Exercise goal:
Return the records that follow, unchanged and complete.

=== Material provided ===

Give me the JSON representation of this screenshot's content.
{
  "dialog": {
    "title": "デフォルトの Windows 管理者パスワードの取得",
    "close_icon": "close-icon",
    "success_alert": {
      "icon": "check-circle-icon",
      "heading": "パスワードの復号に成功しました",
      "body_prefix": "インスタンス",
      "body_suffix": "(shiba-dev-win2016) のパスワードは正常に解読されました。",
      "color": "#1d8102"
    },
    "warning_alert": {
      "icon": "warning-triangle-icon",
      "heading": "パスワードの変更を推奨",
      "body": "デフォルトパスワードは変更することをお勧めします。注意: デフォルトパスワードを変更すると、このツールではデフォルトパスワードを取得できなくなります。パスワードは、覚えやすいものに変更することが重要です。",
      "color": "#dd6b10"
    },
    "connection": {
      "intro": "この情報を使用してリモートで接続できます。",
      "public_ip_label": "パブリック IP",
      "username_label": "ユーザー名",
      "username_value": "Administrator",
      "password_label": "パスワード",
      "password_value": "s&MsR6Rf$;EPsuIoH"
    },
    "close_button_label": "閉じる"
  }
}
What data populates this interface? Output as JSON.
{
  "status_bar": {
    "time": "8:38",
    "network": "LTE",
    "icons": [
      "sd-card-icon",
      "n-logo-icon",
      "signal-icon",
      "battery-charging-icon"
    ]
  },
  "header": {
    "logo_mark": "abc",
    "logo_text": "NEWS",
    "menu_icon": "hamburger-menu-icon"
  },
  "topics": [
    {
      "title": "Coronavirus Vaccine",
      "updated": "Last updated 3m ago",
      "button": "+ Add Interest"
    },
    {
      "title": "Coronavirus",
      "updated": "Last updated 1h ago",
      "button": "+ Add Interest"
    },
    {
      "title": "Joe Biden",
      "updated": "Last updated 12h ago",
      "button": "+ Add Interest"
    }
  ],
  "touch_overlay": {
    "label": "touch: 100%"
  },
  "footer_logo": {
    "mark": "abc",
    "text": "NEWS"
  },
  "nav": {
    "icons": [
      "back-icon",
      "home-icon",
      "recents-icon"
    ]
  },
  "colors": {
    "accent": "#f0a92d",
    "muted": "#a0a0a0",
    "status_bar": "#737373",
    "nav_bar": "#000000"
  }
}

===

Task result:
Give me the JSON representation of this screenshot's content.
{
  "dialog": {
    "title": "デフォルトの Windows 管理者パスワードの取得",
    "close_icon": "close-icon",
    "success_alert": {
      "icon": "check-circle-icon",
      "heading": "パスワードの復号に成功しました",
      "body_prefix": "インスタンス",
      "body_suffix": "(shiba-dev-win2016) のパスワードは正常に解読されました。",
      "color": "#1d8102"
    },
    "warning_alert": {
      "icon": "warning-triangle-icon",
      "heading": "パスワードの変更を推奨",
      "body": "デフォルトパスワードは変更することをお勧めします。注意: デフォルトパスワードを変更すると、このツールではデフォルトパスワードを取得できなくなります。パスワードは、覚えやすいものに変更することが重要です。",
      "color": "#dd6b10"
    },
    "connection": {
      "intro": "この情報を使用してリモートで接続できます。",
      "public_ip_label": "パブリック IP",
      "username_label": "ユーザー名",
      "username_value": "Administrator",
      "password_label": "パスワード",
      "password_value": "s&MsR6Rf$;EPsuIoH"
    },
    "close_button_label": "閉じる"
  }
}
What data populates this interface? Output as JSON.
{
  "status_bar": {
    "time": "8:38",
    "network": "LTE",
    "icons": [
      "sd-card-icon",
      "n-logo-icon",
      "signal-icon",
      "battery-charging-icon"
    ]
  },
  "header": {
    "logo_mark": "abc",
    "logo_text": "NEWS",
    "menu_icon": "hamburger-menu-icon"
  },
  "topics": [
    {
      "title": "Coronavirus Vaccine",
      "updated": "Last updated 3m ago",
      "button": "+ Add Interest"
    },
    {
      "title": "Coronavirus",
      "updated": "Last updated 1h ago",
      "button": "+ Add Interest"
    },
    {
      "title": "Joe Biden",
      "updated": "Last updated 12h ago",
      "button": "+ Add Interest"
    }
  ],
  "touch_overlay": {
    "label": "touch: 100%"
  },
  "footer_logo": {
    "mark": "abc",
    "text": "NEWS"
  },
  "nav": {
    "icons": [
      "back-icon",
      "home-icon",
      "recents-icon"
    ]
  },
  "colors": {
    "accent": "#f0a92d",
    "muted": "#a0a0a0",
    "status_bar": "#737373",
    "nav_bar": "#000000"
  }
}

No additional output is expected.